The prosecution and defense both laying out their cases in the murder trial for the killing of Ahmaud Arbery, including new video and a moment that caused Arbery's mother to gasp.

Stay with us.



TAPPER: In our national lead, an extremely emotional first day in the trial of three white men charged with killing a black jogger in Georgia. Ahmaud Arbery's mother sobbed as new portions of the video of her son's death were played in court today. Prosecutors describing how one defendant told Arbery, quote, stop or I will blow your f'ing head off, unquote.

CNN's Martin Savidge breaks down all the key arguments from today's opening statements.


MARTIN SAVIDGE, CNN NATIONAL CORRESPONDENT (voice-over): In a community on edge, the trial for the three men accused of killing Ahmaud Arbery began. A day Arbery's family had prayed for and dreaded.

JUDGE TIMOTHY WALMSLEY, SUPERIOR COURT, STATE OF GEORGIA: Ladies and gentlemen, you shall well and truly try the issues --

SAVIDGE: Addressing 11 white jurors and one black juror, the assistant district attorney outlining how she'll prove three white men chased down and killed 25-year-old Arbery simply because he was black and running in their Georgia neighborhood, that according to the prosecution.

LINDA DUNIKOSKI, PROSECUTOR: In this case, all three of these defendants did everything they did based on assumptions. Not on facts, not on evidence, on assumptions. And they made decisions in their driveways based on those assumptions that took a young man's life.

SAVIDGE: Travis McMichael, his father Gregory McMichael and a neighbor William Roddie Bryant Jr. are facing charges of murder. It was Bryant who captured the picture on his cell phone. In their opening statement, prosecutors played the cell phone video. Among those watching and listening in the courtroom was Arbery's mother, who said it was the first time she had ever seen the video in its entirety of the moment her son was fatally shot.

WANDA COOPER-JONES, AHMAUD ARBERY'S MOTHER: I decided to remain so I could get familiar with what happened to Ahmaud the last minutes of his life.

SAVIDGE: At no time during the five-minute chase the prosecutors say did the defendants tell Arbery they were performing a citizen's arrest. Instead the prosecutors maintain Gregory McMichael shouted threats.

DUNIKOSKI: How do you know Mr. Ahmaud Arbery was under attack by strangers with intent to kill him?
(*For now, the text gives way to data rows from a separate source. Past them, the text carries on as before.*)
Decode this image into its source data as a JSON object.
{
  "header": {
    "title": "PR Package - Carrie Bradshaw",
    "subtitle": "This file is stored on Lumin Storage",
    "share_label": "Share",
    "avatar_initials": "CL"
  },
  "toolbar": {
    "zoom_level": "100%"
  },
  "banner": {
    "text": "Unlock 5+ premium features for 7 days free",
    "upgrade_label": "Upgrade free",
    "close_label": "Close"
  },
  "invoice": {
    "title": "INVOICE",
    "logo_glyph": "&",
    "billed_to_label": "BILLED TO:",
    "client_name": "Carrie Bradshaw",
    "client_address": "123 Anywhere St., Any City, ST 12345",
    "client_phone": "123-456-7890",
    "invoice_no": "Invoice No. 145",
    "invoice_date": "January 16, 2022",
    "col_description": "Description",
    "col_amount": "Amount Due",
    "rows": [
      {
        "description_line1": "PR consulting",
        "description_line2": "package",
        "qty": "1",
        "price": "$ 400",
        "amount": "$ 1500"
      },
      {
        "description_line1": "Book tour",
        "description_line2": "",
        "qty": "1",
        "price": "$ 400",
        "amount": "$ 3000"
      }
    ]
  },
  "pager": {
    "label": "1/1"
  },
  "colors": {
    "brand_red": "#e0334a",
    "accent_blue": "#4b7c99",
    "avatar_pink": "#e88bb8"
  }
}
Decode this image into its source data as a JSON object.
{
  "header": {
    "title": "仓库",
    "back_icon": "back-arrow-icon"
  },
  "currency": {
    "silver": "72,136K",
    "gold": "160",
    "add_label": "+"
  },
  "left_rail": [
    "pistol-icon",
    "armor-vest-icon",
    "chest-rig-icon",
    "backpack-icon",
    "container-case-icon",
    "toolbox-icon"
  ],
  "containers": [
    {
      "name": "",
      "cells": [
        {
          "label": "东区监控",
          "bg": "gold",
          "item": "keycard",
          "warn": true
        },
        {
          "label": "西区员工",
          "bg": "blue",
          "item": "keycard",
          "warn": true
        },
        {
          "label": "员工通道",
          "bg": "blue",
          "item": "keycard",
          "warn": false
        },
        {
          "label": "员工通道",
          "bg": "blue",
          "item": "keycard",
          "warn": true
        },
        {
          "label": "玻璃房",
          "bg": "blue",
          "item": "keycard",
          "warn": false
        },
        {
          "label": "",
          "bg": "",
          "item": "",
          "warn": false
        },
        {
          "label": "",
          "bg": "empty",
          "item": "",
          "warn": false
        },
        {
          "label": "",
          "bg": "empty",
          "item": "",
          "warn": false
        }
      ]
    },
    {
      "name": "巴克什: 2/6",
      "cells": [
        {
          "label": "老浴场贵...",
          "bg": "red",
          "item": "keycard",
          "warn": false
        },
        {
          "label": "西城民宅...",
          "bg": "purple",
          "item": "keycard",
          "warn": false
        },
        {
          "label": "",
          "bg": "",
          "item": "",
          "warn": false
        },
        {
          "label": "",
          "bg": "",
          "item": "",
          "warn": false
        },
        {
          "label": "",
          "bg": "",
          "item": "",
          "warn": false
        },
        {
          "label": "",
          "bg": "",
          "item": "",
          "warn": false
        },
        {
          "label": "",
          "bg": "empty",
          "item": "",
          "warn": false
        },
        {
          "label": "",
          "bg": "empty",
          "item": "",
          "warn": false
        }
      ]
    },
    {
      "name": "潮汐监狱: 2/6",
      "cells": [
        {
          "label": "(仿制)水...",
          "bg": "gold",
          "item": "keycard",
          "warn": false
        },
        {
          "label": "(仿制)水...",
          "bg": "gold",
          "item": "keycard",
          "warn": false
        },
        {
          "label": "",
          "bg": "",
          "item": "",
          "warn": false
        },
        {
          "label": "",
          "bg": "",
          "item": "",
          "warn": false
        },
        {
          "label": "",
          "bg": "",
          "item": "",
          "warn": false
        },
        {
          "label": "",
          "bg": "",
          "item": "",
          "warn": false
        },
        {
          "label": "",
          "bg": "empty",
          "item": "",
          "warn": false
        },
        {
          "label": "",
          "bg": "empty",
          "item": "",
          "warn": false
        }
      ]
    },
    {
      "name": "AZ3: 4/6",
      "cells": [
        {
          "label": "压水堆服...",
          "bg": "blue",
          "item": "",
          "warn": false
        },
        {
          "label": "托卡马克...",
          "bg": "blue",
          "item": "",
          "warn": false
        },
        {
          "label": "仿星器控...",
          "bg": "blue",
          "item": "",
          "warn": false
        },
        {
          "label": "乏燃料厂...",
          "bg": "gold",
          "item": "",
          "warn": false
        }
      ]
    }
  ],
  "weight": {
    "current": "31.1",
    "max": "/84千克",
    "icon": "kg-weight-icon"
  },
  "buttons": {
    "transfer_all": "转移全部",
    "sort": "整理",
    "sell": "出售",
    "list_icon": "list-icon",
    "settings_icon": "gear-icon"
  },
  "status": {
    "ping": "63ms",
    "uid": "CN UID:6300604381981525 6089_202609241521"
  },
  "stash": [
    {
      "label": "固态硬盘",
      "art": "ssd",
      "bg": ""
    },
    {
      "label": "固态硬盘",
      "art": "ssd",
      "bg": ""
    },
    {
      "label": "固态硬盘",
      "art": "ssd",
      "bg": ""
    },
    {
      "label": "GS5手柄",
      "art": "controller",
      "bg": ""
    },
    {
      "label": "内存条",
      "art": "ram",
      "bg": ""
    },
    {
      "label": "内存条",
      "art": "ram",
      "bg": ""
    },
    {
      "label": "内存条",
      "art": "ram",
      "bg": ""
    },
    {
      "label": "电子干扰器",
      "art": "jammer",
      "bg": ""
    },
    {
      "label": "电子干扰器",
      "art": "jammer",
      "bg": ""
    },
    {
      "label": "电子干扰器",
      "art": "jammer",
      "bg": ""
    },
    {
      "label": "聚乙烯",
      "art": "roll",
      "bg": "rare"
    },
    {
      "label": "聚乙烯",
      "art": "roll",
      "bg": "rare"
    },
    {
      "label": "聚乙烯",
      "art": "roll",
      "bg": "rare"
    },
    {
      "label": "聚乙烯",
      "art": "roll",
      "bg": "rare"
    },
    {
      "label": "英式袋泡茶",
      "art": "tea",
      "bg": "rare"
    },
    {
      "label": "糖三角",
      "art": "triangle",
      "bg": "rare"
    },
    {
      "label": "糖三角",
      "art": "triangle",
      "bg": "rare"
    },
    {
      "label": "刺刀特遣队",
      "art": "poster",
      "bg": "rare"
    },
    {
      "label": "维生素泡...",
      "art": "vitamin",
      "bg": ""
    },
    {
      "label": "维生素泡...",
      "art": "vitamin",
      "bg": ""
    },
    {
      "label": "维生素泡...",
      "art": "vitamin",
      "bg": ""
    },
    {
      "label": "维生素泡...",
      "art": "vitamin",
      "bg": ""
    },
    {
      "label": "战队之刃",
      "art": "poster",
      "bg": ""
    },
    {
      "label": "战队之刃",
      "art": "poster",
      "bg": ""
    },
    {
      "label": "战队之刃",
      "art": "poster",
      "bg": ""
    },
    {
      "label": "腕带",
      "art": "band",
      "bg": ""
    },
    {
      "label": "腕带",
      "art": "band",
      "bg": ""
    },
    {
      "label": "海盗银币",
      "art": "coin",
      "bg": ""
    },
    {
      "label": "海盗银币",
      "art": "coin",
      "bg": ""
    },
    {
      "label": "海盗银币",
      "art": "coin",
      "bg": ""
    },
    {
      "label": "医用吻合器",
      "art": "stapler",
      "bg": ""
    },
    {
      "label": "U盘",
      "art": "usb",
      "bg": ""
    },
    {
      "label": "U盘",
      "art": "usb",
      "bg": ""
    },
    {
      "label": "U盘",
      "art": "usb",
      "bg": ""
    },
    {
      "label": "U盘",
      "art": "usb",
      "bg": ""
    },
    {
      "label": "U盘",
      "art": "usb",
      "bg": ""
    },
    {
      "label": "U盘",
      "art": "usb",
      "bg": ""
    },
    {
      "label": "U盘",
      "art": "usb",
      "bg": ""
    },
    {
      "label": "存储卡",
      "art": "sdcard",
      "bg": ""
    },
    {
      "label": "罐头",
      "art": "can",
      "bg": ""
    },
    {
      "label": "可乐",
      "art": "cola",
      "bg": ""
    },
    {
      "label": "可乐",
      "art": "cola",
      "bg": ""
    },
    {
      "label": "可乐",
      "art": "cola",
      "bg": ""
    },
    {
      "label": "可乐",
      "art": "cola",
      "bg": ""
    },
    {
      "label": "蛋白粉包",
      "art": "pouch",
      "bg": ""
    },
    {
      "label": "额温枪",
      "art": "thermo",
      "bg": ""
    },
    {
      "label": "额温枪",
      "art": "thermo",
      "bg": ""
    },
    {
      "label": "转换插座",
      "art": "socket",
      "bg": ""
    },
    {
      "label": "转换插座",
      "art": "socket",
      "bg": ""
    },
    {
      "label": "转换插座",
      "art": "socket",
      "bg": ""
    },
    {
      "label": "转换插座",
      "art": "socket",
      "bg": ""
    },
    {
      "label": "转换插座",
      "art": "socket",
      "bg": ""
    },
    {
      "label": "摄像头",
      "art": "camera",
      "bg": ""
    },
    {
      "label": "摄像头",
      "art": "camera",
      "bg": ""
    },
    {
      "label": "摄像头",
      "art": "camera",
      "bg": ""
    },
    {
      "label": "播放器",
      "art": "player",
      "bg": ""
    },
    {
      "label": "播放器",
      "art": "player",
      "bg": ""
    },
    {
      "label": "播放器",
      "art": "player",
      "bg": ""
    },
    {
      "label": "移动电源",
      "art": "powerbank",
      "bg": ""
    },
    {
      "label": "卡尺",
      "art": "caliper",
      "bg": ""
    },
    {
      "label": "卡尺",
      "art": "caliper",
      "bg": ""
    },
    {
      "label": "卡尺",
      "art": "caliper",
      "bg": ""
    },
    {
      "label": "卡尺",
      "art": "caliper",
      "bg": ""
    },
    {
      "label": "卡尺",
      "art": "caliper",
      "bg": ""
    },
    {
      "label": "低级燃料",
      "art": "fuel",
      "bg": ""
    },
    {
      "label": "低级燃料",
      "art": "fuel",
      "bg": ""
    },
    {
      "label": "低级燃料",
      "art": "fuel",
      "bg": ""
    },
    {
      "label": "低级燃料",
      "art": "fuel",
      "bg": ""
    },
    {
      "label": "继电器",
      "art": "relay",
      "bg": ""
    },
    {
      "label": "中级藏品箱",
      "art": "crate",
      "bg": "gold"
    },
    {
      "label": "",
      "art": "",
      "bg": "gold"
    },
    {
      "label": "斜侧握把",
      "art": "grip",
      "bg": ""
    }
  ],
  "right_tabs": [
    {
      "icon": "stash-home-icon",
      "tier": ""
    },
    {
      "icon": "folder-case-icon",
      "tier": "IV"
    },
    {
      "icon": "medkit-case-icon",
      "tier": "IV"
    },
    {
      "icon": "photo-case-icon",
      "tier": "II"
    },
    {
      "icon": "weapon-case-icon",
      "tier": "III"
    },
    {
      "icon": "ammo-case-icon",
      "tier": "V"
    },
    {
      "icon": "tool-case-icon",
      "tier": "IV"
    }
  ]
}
Because McMichael told the police this: stop or I'll blow your (EXPLETIVE DELETED) head off.

SAVIDGE: In the first of three opening statements for the defense, Travis McMichael portrays a very different story.

ROBERT RUBIN, TRAVIS MCMICHAEL'S DEFENSE ATTORNEY: This case is about duty and responsibility.

SAVIDGE: Describing Travis McMichael not as a vigilante but a ten- year veteran of the Coast Guard who felt a duty and responsibility to protect his neighborhood.

RUBIN: It is scenario-based training. You're relying on muscle memory.

SAVIDGE: The defense argued Arbery was seen on video inside a neighborhood home without permission, including the day that Arbery was killed.

RUBIN: The evidence shows overwhelmingly that Travis McMichael honestly and lawfully attempted to detain Ahmaud Arbery, according to the law, and shot and killed him in self-defense.


SAVIDGE: Bcause there are three defendants, of course, there would be three opening statements that would be coming from the defense team. With one exception, Kevin Goff, the attorney who represents William Bryant decided not to give an opening statement, at least not now. He's waiting for the state to present their entire case and then he says he will make his opening statement. Some consider that a rather risky maneuver.

And just before the testimony began today, the judge finally ruled on the issue of the Confederate flag emblem that was on Travis McMichael's pickup truck the day he pursued Ahmaud Arbery.


The judge says the jury can see it and make their own distinctions based upon it -- Jake.

TAPPER: Martin Savidge, thanks so much.

President Biden today touting good economic news as Democrats in Congress begin to move on his agenda. But are they really going to do it?

Stay with us.


TAPPER: Welcome to THE LEAD. I'm Jake Tapper.

This hour, new clues revealing why law enforcement was so unprepared on January 6th, the rapid police overhaul just before the insurrection.